The building was once the domain of the operational technology (OT) industry until things started getting smart. As buildings began to generate more and more data, the information technology (IT) industry leveraged their expertise to take its share of the evolving market. Today, OT firms race to develop the data capabilities that will allow them to seize a share of growth, while IT finds its limits as major companies battle with the operational complexities of the real world. There is a third element to the smart building, however, and a big industry standing behind it.

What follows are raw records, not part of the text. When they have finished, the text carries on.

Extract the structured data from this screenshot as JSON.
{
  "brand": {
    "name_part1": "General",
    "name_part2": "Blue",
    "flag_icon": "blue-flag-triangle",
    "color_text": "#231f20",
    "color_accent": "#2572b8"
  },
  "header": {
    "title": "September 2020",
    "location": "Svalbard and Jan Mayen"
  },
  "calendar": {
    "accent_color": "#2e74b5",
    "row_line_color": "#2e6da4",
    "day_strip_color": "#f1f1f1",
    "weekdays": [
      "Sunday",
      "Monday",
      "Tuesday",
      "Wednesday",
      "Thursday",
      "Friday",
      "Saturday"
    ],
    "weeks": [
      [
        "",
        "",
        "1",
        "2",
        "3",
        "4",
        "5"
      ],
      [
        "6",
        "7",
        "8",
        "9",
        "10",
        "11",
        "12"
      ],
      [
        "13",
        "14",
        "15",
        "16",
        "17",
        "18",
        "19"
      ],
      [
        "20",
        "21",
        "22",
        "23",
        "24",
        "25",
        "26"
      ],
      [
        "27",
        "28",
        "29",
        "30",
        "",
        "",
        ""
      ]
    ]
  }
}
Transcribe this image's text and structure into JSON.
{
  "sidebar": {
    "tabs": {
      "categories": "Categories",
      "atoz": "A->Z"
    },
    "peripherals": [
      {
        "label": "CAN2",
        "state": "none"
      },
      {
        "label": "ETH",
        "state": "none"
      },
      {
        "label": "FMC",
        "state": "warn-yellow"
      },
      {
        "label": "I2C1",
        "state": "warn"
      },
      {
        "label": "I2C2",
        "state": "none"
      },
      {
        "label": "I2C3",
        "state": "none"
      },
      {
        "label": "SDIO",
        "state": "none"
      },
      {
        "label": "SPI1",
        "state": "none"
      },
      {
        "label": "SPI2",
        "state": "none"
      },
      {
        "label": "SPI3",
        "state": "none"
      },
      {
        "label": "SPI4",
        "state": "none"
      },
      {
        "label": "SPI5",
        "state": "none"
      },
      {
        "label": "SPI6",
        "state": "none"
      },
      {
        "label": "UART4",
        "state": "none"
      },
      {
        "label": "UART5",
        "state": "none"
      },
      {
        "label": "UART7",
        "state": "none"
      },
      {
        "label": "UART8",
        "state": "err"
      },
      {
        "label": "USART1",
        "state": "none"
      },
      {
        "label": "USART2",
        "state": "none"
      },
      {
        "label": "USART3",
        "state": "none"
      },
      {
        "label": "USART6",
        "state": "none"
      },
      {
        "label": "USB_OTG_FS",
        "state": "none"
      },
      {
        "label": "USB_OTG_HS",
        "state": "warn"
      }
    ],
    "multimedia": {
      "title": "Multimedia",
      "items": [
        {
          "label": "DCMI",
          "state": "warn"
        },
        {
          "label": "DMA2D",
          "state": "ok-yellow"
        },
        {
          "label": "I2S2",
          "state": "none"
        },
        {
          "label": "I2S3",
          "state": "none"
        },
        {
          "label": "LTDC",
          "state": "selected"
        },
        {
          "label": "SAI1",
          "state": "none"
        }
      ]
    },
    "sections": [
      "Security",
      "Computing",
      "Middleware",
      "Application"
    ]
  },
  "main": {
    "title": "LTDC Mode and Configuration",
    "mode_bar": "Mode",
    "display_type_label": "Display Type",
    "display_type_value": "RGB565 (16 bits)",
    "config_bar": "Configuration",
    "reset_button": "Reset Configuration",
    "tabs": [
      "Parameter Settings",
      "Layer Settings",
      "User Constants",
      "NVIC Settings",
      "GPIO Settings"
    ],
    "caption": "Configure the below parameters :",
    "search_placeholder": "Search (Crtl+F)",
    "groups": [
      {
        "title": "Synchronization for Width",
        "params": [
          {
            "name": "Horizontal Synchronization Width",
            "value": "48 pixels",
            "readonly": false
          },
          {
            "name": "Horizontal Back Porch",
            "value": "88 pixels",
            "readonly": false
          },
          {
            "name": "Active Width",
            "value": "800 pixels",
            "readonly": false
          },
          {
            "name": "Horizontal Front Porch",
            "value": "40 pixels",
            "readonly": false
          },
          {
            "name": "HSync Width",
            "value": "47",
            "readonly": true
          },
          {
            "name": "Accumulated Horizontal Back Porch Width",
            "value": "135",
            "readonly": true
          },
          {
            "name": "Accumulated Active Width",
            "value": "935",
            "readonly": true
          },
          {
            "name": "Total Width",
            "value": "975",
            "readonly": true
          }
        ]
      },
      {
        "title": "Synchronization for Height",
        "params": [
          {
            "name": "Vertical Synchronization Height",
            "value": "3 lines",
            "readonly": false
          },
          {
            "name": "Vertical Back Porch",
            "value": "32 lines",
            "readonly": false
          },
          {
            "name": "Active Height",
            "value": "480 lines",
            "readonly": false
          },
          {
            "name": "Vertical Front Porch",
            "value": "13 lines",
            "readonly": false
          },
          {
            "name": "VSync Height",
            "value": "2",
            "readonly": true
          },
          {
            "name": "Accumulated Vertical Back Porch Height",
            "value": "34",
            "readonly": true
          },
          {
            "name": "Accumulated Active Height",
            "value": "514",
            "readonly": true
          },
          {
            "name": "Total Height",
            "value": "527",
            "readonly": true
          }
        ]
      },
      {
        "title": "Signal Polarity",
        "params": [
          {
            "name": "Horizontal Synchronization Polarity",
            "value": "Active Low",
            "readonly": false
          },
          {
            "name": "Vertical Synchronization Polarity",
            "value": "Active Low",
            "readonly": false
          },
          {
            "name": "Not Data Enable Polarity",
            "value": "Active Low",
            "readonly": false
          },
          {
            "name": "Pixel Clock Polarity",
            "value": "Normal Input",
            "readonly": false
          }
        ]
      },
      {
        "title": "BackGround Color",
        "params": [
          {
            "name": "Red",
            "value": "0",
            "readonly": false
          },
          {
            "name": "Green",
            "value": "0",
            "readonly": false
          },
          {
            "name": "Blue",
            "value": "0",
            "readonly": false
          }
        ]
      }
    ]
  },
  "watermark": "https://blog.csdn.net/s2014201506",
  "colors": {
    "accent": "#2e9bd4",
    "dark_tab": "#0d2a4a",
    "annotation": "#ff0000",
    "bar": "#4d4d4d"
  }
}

Between operating buildings (OT) and managing the massive amounts of data being generated (IT) there is connectivity, the communications infrastructure that glues it all together. The IT sector spurred a wide range of ICT (information communications technology) solutions that enable the transfer of data throughout a facility and to/from the cloud and drive the evolution of smart buildings. Communications is the domain of major telecom, however, and as connectivity evolves these giants are beginning to see their route into the lucrative smart buildings market.
Last week, on July 31st, Korea Telecom (KT), South Korea’s largest telecommunications company, announced plans to launch a suite of smart building services in cooperation with its subsidiary, KT Estate. The new ICT-based integrated offering consists of two services — Smart Building Sensing and Smart Building Energy Management Systems (BEMS) — presenting a smart building solution that will leverage KT’s infrastructure and brand recognition to become a leading solution for the South Korean Smart Buildings market.
"Smart Building Sensing monitors boilers, water tanks, motors, and other operational facilities, alerting the building manager in real-time to breakdowns, glitches and other malfunctions. The company's IoT control center assists through around-the-clock, remote monitoring,” said Moon Sunguk, head of KT's Enterprise New Business Development Unit. "Smart Building BEMS is a building energy management system jointly developed by KT and KT Estate, which specializes in property development and management. It is a real-time energy management and operational consulting service for building owners and constructors.”
"KT's smart building service ensures safe and convenient building management at low costs, and we will continue to expand our product lines with AI technology to provide an integrated building management solution," Sunguk continued, hinting at a long-term strategy in the smart buildings space.
KT's BEMS model is enabled by cloud storage, reducing running costs compared to systems operating independently in conventional buildings. KT Estate’s 5-year remote energy management service, managed from its integrated control center, will also bring down the cost of building maintenance. While a special consulting service, where experts systematically analyze, measure, and evaluate major energy-consuming facilities to improve energy efficiency and conservation, will round off a comprehensive smart building solution.
Regulation has also become a major driver for smart building adoption in South Korea. Currently, public buildings with a floor space of 10,000 square meters or more are required to set up a BEMS. Proof that the BEMS meets regulations must be shown before the building is used. The regulation is scheduled to be extended in 2025 to private buildings with a floor space of 1,000 square meters or more and public buildings with a floor space of 500 square meters or more — a huge boost for the South Korean smart buildings industry over the next decade.
When it comes to ICT, things often happen first in South Korea. In 2019, the Asia-Pacific nation launched the world’s first 5G network, ushering in a new age of connectivity. 5G promises to disrupt the current in-building communications landscape by enabling buildings to utilize wide-area urban networks for their internal connectivity. A disruption that puts major telecom companies in the driving seat for a smart buildings market that is hungry for easier, faster, and more mobile data transfer capabilities. This new service from KT could be a sign of things to come around the world.
Major telecom companies in the West are no strangers to smart buildings but, so far, they have approached the space from a smart city perspective and through partnerships rather than direct involvement.
In 2018, AT&T teamed up with the Synchronoss, using the firm’s Digital Smart Building platform to power its new BEMS offering in the US. In 2019, Verizon launched its low-cost, low-power NB-IoT network for the IoT but not the platform itself. While in the UK, British Telecom (BT) has begun trailing 5G for connectivity in industrial buildings and complexes.
KT’s smart building offering feels different, however, and a South Korean market that sits ahead of the curve for ICT development, seems to present the perfect conditions for major telecom companies to make their move. “Big Telecom” around the world will be keeping a close eye on developments in South Korea and, as 5G rolls out across the world, it will be interesting to see how this story plays out in other markets. Just as OT and IT are finding a balance, Telecom could arise to rock the smart buildings boat.